Judson Price, the community activist who almost died when someone shot him in the face two years ago, claims the wrong man was convicted because a prosecutor didn't let him testify properly last September.
The filing will spark a court session Thursday and the return of Curtis Alford Jr. from a state prison. Price said today he is "certain" he was shot by Jamar Kelley, Alford's co-defendant, not Alford, at about 12:15 a.m. Nov. 12, 1993.
Price, a retired Buffalo school guidance counselor and industrial- arts teacher, was shot as he answered the front door at his home at 396 Winslow Ave.
Paul V. Hurley, Alford's new attorney, said he will ask County Judge Timothy J. Drury to order a hearing on Alford's efforts to get a new trial in the case.
Alford, 19, formerly of Winslow Avenue, was sentenced Oct. 26 to 25 years in prison and is eligible for parole consideration in May 2002.
He is scheduled to be returned to Buffalo from Coxsackie State Correctional Facility near Albany for Thursday's court session.
Erie County District Attorney Kevin M. Dillon said Price's testimony at Alford's attempted-murder trial was consistent with testimony he had given in earlier proceedings.
Dillon insisted Alford had been convicted properly and declined to comment on the specifics of Price's pretrial testimony. But he confirmed reports Price had gone to the Erie County Holding Center last year to talk to Alford, who had once played in a neighborhood basketball league Price ran.
Price said today he feels that "an injustice was done in that the wrong person has been convicted."
On Jan. 12, Drury sentenced Kelley, who pleaded guilty Nov. 23 to attempted murder and assault as the "lookout" in the shooting, to two to six years in prison.
Price said prosecutor Joseph J. Marusak told him during Alford's trial not to say he was sure Kelley's unidentified accomplice couldn't have shot him.
Price said Marusak also told him not to testify that the unidentified person holding a gun in a crouching position near his front door couldn't have shot him because the angle of the gunshot showed it had to have come where Kelley was standing.
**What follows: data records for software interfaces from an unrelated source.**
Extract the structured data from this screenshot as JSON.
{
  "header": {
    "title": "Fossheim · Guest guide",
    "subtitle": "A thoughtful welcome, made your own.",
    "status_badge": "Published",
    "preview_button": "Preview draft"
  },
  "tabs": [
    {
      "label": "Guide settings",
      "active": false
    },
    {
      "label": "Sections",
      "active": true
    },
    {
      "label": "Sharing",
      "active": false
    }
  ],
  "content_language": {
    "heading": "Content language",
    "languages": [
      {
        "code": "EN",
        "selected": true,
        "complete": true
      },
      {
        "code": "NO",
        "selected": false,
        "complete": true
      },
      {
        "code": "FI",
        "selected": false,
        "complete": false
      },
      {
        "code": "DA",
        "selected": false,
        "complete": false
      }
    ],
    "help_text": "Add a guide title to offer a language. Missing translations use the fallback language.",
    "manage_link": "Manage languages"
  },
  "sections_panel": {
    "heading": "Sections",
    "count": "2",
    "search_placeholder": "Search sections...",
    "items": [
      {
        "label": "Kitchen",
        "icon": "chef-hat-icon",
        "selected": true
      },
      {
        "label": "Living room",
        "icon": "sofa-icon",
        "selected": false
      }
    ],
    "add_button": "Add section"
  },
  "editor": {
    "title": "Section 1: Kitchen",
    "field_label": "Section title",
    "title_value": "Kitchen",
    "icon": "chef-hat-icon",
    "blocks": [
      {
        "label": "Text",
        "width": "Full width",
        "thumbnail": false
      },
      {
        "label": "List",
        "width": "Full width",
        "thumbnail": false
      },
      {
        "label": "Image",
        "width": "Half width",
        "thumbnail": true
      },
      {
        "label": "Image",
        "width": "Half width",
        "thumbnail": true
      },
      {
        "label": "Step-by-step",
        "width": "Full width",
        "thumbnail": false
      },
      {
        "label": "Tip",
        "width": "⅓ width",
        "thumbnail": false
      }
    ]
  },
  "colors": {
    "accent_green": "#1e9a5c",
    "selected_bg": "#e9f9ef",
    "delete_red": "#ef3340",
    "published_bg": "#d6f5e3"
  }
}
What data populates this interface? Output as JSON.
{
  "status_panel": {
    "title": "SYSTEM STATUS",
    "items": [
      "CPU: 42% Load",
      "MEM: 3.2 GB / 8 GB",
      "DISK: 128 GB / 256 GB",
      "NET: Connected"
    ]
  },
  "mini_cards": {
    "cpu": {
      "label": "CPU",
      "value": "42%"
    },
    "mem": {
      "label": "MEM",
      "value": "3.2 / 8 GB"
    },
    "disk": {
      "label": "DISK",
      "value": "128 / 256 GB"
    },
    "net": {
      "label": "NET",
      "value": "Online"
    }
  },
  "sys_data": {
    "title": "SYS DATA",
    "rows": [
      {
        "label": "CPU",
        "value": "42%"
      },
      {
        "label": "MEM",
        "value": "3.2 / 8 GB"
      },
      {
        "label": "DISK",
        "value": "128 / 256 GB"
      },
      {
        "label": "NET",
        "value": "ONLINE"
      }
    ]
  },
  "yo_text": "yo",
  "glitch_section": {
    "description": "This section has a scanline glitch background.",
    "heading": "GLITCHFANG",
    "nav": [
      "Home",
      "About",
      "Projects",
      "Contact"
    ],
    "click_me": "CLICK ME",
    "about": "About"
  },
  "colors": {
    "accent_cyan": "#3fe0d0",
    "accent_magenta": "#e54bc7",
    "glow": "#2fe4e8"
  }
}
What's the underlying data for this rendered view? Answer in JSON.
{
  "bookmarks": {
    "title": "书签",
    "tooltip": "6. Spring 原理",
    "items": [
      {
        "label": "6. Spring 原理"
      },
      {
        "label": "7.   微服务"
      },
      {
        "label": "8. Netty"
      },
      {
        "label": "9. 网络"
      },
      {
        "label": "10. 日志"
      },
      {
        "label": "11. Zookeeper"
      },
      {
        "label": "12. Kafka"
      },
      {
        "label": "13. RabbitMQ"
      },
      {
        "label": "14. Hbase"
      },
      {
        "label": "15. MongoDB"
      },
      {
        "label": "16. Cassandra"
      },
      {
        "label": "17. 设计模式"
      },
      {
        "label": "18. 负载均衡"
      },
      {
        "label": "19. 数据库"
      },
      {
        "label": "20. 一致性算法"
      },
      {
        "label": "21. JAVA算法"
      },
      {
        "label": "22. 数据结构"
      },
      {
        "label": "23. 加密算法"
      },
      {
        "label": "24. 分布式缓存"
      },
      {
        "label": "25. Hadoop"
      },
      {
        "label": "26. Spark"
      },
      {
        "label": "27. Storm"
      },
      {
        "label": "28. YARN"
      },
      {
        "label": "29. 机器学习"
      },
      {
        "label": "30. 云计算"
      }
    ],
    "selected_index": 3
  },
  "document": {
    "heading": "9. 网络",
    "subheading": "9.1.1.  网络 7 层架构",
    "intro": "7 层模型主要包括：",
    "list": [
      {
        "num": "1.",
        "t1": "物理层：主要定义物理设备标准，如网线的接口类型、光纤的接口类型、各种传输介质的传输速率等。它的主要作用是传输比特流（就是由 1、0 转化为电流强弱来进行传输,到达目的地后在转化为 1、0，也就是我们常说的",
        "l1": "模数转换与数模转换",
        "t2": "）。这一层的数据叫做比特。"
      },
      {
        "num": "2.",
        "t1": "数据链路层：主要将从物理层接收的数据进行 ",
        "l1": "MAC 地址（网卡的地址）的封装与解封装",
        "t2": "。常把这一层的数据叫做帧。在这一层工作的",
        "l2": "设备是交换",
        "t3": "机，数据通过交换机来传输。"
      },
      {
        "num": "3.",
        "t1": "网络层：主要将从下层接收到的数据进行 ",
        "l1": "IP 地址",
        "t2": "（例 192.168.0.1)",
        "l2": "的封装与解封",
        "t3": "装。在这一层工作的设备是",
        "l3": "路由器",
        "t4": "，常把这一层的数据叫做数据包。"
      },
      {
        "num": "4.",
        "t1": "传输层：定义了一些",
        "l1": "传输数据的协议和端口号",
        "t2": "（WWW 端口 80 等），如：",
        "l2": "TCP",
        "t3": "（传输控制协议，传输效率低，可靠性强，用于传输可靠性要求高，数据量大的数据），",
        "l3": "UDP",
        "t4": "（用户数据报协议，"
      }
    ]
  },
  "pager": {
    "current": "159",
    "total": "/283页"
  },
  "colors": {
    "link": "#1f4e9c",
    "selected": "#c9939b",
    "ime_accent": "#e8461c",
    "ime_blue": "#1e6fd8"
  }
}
Price said he is "absolutely certain" that the gun held by Alford or whoever was with Kelley the night of the shooting "was not the one which fired the shot" into his jaw.